Legal Alert: New Rule Prohibits Filing Multiple H1-B Petitions on Behalf of a Single Employee

Date   Mar 20, 2008

U.S. Citizenship and Immigration Services (USCIS) issued an interim final rule on March 19, 2008, that prohibits employers from filing more than one petition for an H-1B visa for a single employee in a fiscal year.


U.S. Citizenship and Immigration Services (USCIS) issued an interim final rule on March 19, 2008, that prohibits employers from filing more than one petition for an H-1B visa for a single employee in a fiscal year. USCIS will now either deny or revoke multiple petitions filed by an employer for the same H-1B worker. USCIS will not refund filing fees for duplicative or multiple H-1B petitions. The interim final rule will become effective upon publication in the Federal Register and is available on the USCIS website at

The rule does not prevent related employers (such as a parent company and its subsidiary) from filing petitions on behalf of the same alien for different positions, based on legitimate business needs.

The H-1B visa program is used to employ foreign workers in fields that require theoretical and practical expertise in specialized occupations requiring a bachelor’s degree or higher (or its equivalent), such as scientists, engineers, or computer programmers. The number of H-1B visas currently is capped at 65,000 per year, subject to certain limited exceptions. The first 20,000 H-1B petitions filed on behalf of aliens with U.S.-earned masters’ or higher degrees are exempt from the H-1B numerical limitation of 65,000. USCIS administers a separate “20,000 cap” for such exempt petitions.

Under the interim final rule, USCIS will use a random selection process for all the master’s degree or higher cap-exempt cases received on the first five business days available for filing H-1B petitions for a given fiscal year, if necessary.  If the U.S. master’s exemption limit is reached on the first five business days, USCIS will first conduct the random selection process for such petitions before it begins random selection for petitions to be counted toward the 65,000 cap. Petitions eligible for the U.S. master’s degree or higher exemption that are not selected to receive an H-1B visa number from the 20,000 cap will be considered with the other H-1B petitions in the random selection for the 65,000 cap filed on the first five business days.

USCIS will use the following process for handling H-1B petitions subject to the FY 2009 cap:

  • April 1, 2008 is the first day petitions may be received for an October 1, 2008 start date. When it is determined that the numerical limitations have been reached, USCIS employs a random selection process to choose among the petitions received on the “final receipt date.” If the “final receipt date” falls within any one of the first five business days, the random selection will be run using all the cap-subject petitions received on those five days. (This is a change from the prior process, which selected from petitions filed in the first two business days available for filing H1-B petitions in a fiscal year.)

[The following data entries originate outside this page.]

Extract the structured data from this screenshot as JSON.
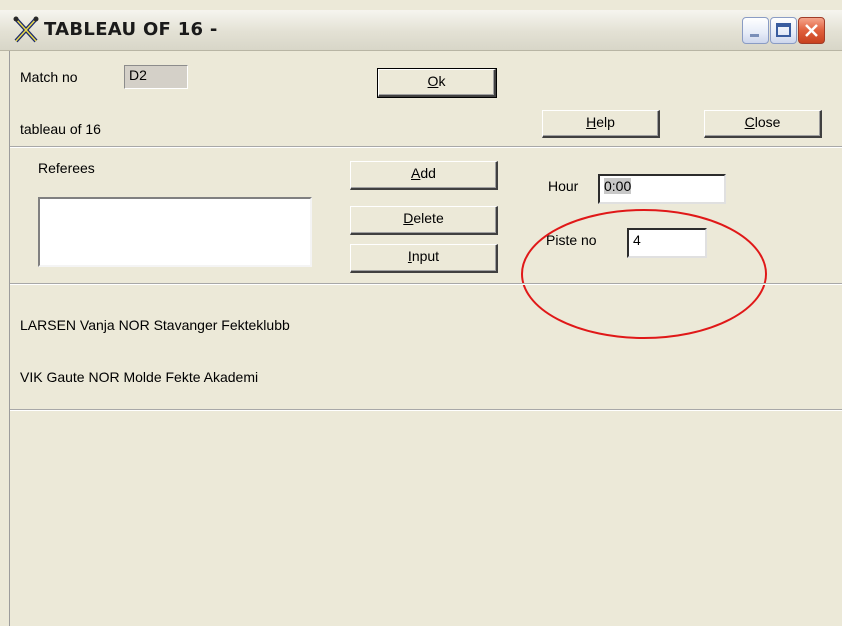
{
  "window": {
    "title": "TABLEAU OF 16 -"
  },
  "match": {
    "label": "Match no",
    "value": "D2"
  },
  "tableau_label": "tableau of 16",
  "buttons": {
    "ok": {
      "mnemonic": "O",
      "rest": "k"
    },
    "help": {
      "mnemonic": "H",
      "rest": "elp"
    },
    "close": {
      "mnemonic": "C",
      "rest": "lose"
    },
    "add": {
      "mnemonic": "A",
      "rest": "dd"
    },
    "delete": {
      "mnemonic": "D",
      "rest": "elete"
    },
    "input": {
      "mnemonic": "I",
      "rest": "nput"
    }
  },
  "referees": {
    "label": "Referees",
    "items": []
  },
  "hour": {
    "label": "Hour",
    "value": "0:00"
  },
  "piste": {
    "label": "Piste no",
    "value": "4"
  },
  "fencers": [
    "LARSEN Vanja NOR Stavanger Fekteklubb",
    "VIK Gaute NOR Molde Fekte Akademi"
  ],
  "colors": {
    "highlight_ellipse": "#e01818",
    "window_bg": "#ece9d8"
  }
}
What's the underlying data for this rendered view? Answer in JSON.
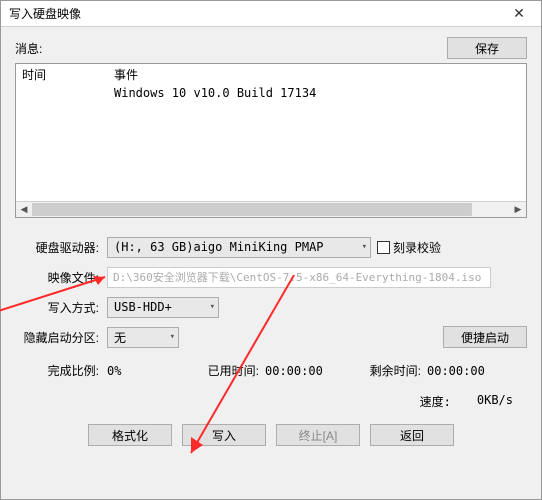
{
  "titlebar": {
    "title": "写入硬盘映像"
  },
  "info": {
    "label": "消息:",
    "save_label": "保存"
  },
  "log": {
    "col_time": "时间",
    "col_event": "事件",
    "rows": [
      {
        "time": "",
        "event": "Windows 10 v10.0 Build 17134"
      }
    ]
  },
  "form": {
    "drive_label": "硬盘驱动器:",
    "drive_value": "(H:, 63 GB)aigo    MiniKing        PMAP",
    "verify_label": "刻录校验",
    "image_label": "映像文件:",
    "image_value": "D:\\360安全浏览器下载\\CentOS-7.5-x86_64-Everything-1804.iso",
    "write_mode_label": "写入方式:",
    "write_mode_value": "USB-HDD+",
    "hide_partition_label": "隐藏启动分区:",
    "hide_partition_value": "无",
    "convenient_boot_label": "便捷启动"
  },
  "stats": {
    "percent_label": "完成比例:",
    "percent_value": "0%",
    "elapsed_label": "已用时间:",
    "elapsed_value": "00:00:00",
    "remaining_label": "剩余时间:",
    "remaining_value": "00:00:00",
    "speed_label": "速度:",
    "speed_value": "0KB/s"
  },
  "buttons": {
    "format": "格式化",
    "write": "写入",
    "abort": "终止[A]",
    "back": "返回"
  }
}
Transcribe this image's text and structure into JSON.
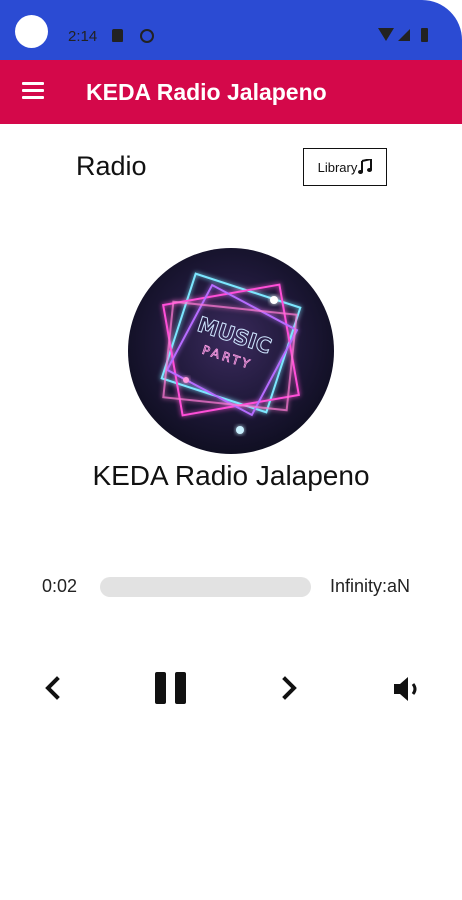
{
  "status": {
    "time": "2:14"
  },
  "appbar": {
    "title": "KEDA Radio Jalapeno",
    "menu_icon": "hamburger-menu-icon"
  },
  "header": {
    "section_title": "Radio",
    "library_button": "Library",
    "library_icon": "music-note-icon"
  },
  "player": {
    "art_text_line1": "MUSIC",
    "art_text_line2": "PARTY",
    "station_name": "KEDA Radio Jalapeno",
    "time_current": "0:02",
    "time_total": "Infinity:aN",
    "progress": 0.0,
    "controls": [
      "previous-icon",
      "pause-icon",
      "next-icon",
      "volume-icon"
    ]
  },
  "colors": {
    "status_bar": "#2b4bd3",
    "app_bar": "#d4084a",
    "progress_track": "#e2e2e2"
  }
}
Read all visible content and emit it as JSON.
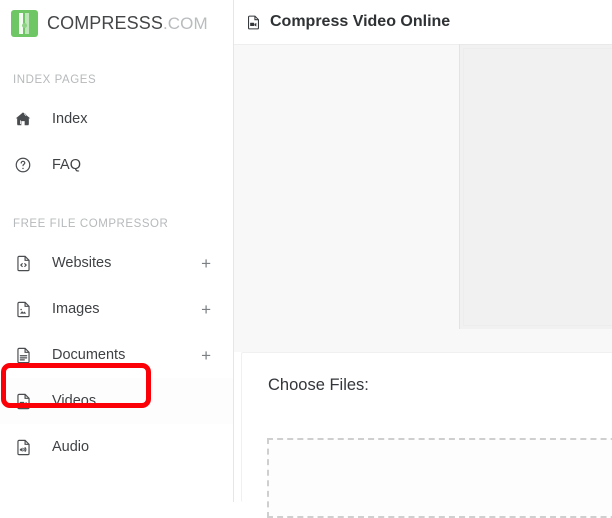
{
  "brand": {
    "name_primary": "COMPRESSS",
    "name_secondary": ".COM",
    "logo_icon": "compress-logo-icon",
    "logo_color": "#6ec664"
  },
  "sidebar": {
    "sections": [
      {
        "title": "INDEX PAGES",
        "items": [
          {
            "label": "Index",
            "icon": "home-icon",
            "expander": "",
            "active": false
          },
          {
            "label": "FAQ",
            "icon": "question-circle-icon",
            "expander": "",
            "active": false
          }
        ]
      },
      {
        "title": "FREE FILE COMPRESSOR",
        "items": [
          {
            "label": "Websites",
            "icon": "file-code-icon",
            "expander": "+",
            "active": false
          },
          {
            "label": "Images",
            "icon": "file-image-icon",
            "expander": "+",
            "active": false
          },
          {
            "label": "Documents",
            "icon": "file-document-icon",
            "expander": "+",
            "active": false
          },
          {
            "label": "Videos",
            "icon": "file-video-icon",
            "expander": "",
            "active": true
          },
          {
            "label": "Audio",
            "icon": "file-audio-icon",
            "expander": "",
            "active": false
          }
        ]
      }
    ]
  },
  "annotation": {
    "target": "Videos",
    "shape": "rounded-rectangle",
    "color": "#fb0007"
  },
  "header": {
    "icon": "file-video-icon",
    "title": "Compress Video Online"
  },
  "main": {
    "choose_files_label": "Choose Files:",
    "dropzone_text": ""
  }
}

  • USCIS will reject and return the filing fee(s) for all cap-subject H-1B petitions that are not selected in the process described above. The new rule clarifies that this provision only applies to petitions that indicate they are cap-subject. If a petitioner claims to be exempt from the cap and is later found to be subject to the cap, USCIS will not refund or return fees and that petition will be denied if no cap numbers are available.

  • Petitions for the FY 2009 cap received before April 1, 2008 will be rejected. A petition is considered received when USCIS takes possession of and stamps the petition as received, not by the date the petition is postmarked.

Petitions filed on behalf of current H-1B workers do not count towards the congressionally mandated H-1B cap. Accordingly, this rule does not affect USCIS processing of petitions filed to:

  • Extend the amount of time a current H-1B worker may remain in the United States;
  • Change the terms of employment for current H-1B workers;
  • Allow current H-1B workers to change from one cap-subject position to a different cap-subject position with a different employer; or
  • Allow current H-1B workers to work concurrently in a second H-1B position.

Employers' Bottom Line:

It is likely the H-1B visa cap for FY 2009 will be reached quickly, as in the past. Ford & Harrison's immigration attorneys are experienced in applying for these visas on behalf of employers and can guide you through the process. Employers interested in applying for H-1B visas should contact us now to begin processing the paperwork, so these applications can be submitted on April 1, 2008, or as soon as possible to ensure the retention of valuable employees.

If you have any questions about the H-1B visa process or any other employment related immigration issue, please contact either Raazia Hall,, 404-888-3816, or Joyce Fleming,, 404-888-3888, in Ford & Harrison's Business Immigration practice group.